I’m not sure I agree with that, I could imagine it still being useful even if you had to opt into it, but I do think it’s worth trying to enumerate the possible workflows for using rustc and seeing if we can find a way to ensure they are all satisfied with as little configuration as possible.

I see the following right now:

  • terminal
  • “highly configurable” editor
  • “unconfigured” editor

We all agree that running from the terminal should look like -->.

I think what a “highly configurable” editor probably wants the most is the ability to easily control what kind of output it gets. Ideally then it can request JSON output, parse it, and give a nice display for the user. Or, with less effort, request the “pretty” output that the terminal gets, detect the --> and adjust things appropriately. Or, request the “traditional” output, parse it, and display helpful things.

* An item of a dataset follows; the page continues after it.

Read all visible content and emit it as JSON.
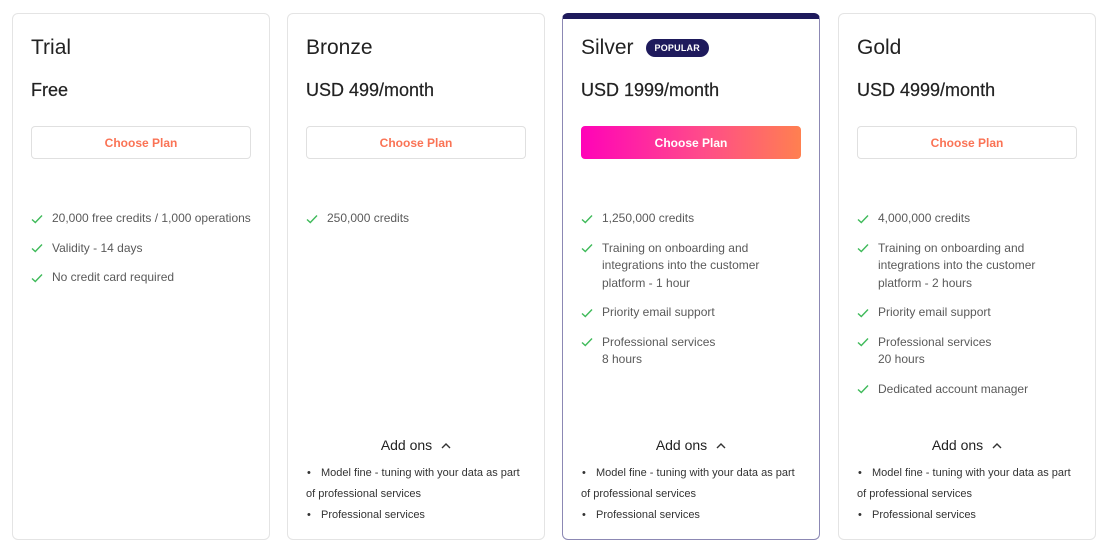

An unconfigured editor, presumably, wants the “traditional” output. Though I will point out that a quick glance at emacs’ list of builtin regular expressions makes it clear that the great things about “standards” are that there are so many to choose from. :slight_smile:

Does this seem correct?


FWIW, Vim’s errorformat is a bit like a scanf string, and it can handle multiline formats. The arrow should not be a problem for a custom format. The default varies by platform.


So, the problem I found in emacs was buffering. That is, you can specify a multi-line regex, but it did not work reliably, because sometimes we would emit the first few lines of a header, flush, and then emit the -->. I considered changing the compiler to flush the entire message at once, but that seems like a fragile hack.


(I could also tweak how emacs works to make it “rescan the last few lines”, but again…hack.)


I think you do really want atomic messages anyway, so parallel rustc invocations don’t interleave their output badly. (Hopefully one’s code isn’t spitting errors all over the place, but it happens.)